# PROMPT
A verbatim repeat of the lines below is required, with the pictures removed.
(DATA)
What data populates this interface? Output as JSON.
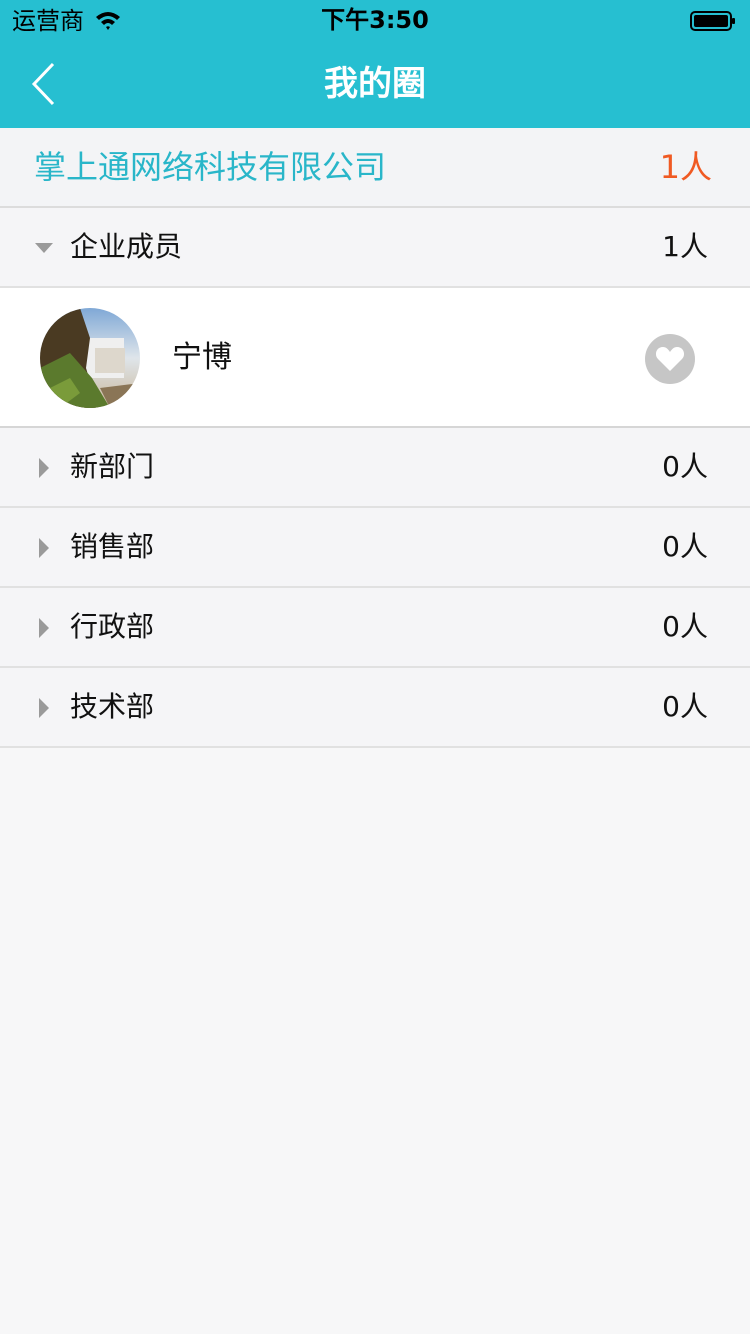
{
  "status_bar": {
    "carrier": "运营商",
    "time": "下午3:50"
  },
  "nav": {
    "title": "我的圈",
    "back_icon": "chevron-left-icon"
  },
  "company": {
    "name": "掌上通网络科技有限公司",
    "count": "1人"
  },
  "groups": [
    {
      "label": "企业成员",
      "count": "1人",
      "expanded": true
    },
    {
      "label": "新部门",
      "count": "0人",
      "expanded": false
    },
    {
      "label": "销售部",
      "count": "0人",
      "expanded": false
    },
    {
      "label": "行政部",
      "count": "0人",
      "expanded": false
    },
    {
      "label": "技术部",
      "count": "0人",
      "expanded": false
    }
  ],
  "members": [
    {
      "name": "宁博",
      "action_icon": "heart-icon"
    }
  ],
  "colors": {
    "header": "#26bfd1",
    "company_name": "#29b6c9",
    "company_count": "#f05a23",
    "background": "#f7f7f8"
  }
}
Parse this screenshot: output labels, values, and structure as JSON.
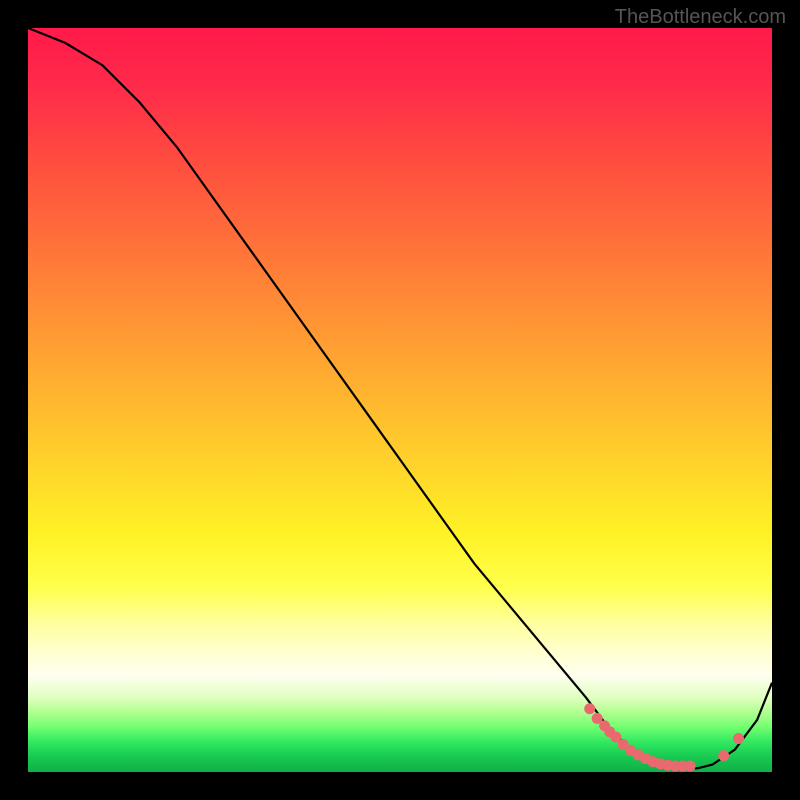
{
  "watermark": "TheBottleneck.com",
  "chart_data": {
    "type": "line",
    "title": "",
    "xlabel": "",
    "ylabel": "",
    "xlim": [
      0,
      100
    ],
    "ylim": [
      0,
      100
    ],
    "series": [
      {
        "name": "curve",
        "x": [
          0,
          5,
          10,
          15,
          20,
          25,
          30,
          35,
          40,
          45,
          50,
          55,
          60,
          65,
          70,
          75,
          78,
          80,
          82,
          85,
          88,
          90,
          92,
          95,
          98,
          100
        ],
        "y": [
          100,
          98,
          95,
          90,
          84,
          77,
          70,
          63,
          56,
          49,
          42,
          35,
          28,
          22,
          16,
          10,
          6,
          4,
          2,
          1,
          0.5,
          0.5,
          1,
          3,
          7,
          12
        ]
      }
    ],
    "dots": {
      "name": "highlight-dots",
      "x": [
        75.5,
        76.5,
        77.5,
        78.2,
        79,
        80,
        81,
        82,
        83,
        84,
        85,
        86,
        87,
        88,
        89,
        93.5,
        95.5
      ],
      "y": [
        8.5,
        7.2,
        6.2,
        5.4,
        4.7,
        3.7,
        2.9,
        2.3,
        1.8,
        1.4,
        1.1,
        0.9,
        0.8,
        0.8,
        0.8,
        2.2,
        4.5
      ]
    }
  }
}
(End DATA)
# ANSWER TO THIS TASK
What data populates this interface? Output as JSON.
{
  "status_bar": {
    "carrier": "运营商",
    "time": "下午3:50"
  },
  "nav": {
    "title": "我的圈",
    "back_icon": "chevron-left-icon"
  },
  "company": {
    "name": "掌上通网络科技有限公司",
    "count": "1人"
  },
  "groups": [
    {
      "label": "企业成员",
      "count": "1人",
      "expanded": true
    },
    {
      "label": "新部门",
      "count": "0人",
      "expanded": false
    },
    {
      "label": "销售部",
      "count": "0人",
      "expanded": false
    },
    {
      "label": "行政部",
      "count": "0人",
      "expanded": false
    },
    {
      "label": "技术部",
      "count": "0人",
      "expanded": false
    }
  ],
  "members": [
    {
      "name": "宁博",
      "action_icon": "heart-icon"
    }
  ],
  "colors": {
    "header": "#26bfd1",
    "company_name": "#29b6c9",
    "company_count": "#f05a23",
    "background": "#f7f7f8"
  }
}
Parse this screenshot: output labels, values, and structure as JSON.
{
  "watermark": "TheBottleneck.com",
  "chart_data": {
    "type": "line",
    "title": "",
    "xlabel": "",
    "ylabel": "",
    "xlim": [
      0,
      100
    ],
    "ylim": [
      0,
      100
    ],
    "series": [
      {
        "name": "curve",
        "x": [
          0,
          5,
          10,
          15,
          20,
          25,
          30,
          35,
          40,
          45,
          50,
          55,
          60,
          65,
          70,
          75,
          78,
          80,
          82,
          85,
          88,
          90,
          92,
          95,
          98,
          100
        ],
        "y": [
          100,
          98,
          95,
          90,
          84,
          77,
          70,
          63,
          56,
          49,
          42,
          35,
          28,
          22,
          16,
          10,
          6,
          4,
          2,
          1,
          0.5,
          0.5,
          1,
          3,
          7,
          12
        ]
      }
    ],
    "dots": {
      "name": "highlight-dots",
      "x": [
        75.5,
        76.5,
        77.5,
        78.2,
        79,
        80,
        81,
        82,
        83,
        84,
        85,
        86,
        87,
        88,
        89,
        93.5,
        95.5
      ],
      "y": [
        8.5,
        7.2,
        6.2,
        5.4,
        4.7,
        3.7,
        2.9,
        2.3,
        1.8,
        1.4,
        1.1,
        0.9,
        0.8,
        0.8,
        0.8,
        2.2,
        4.5
      ]
    }
  }
}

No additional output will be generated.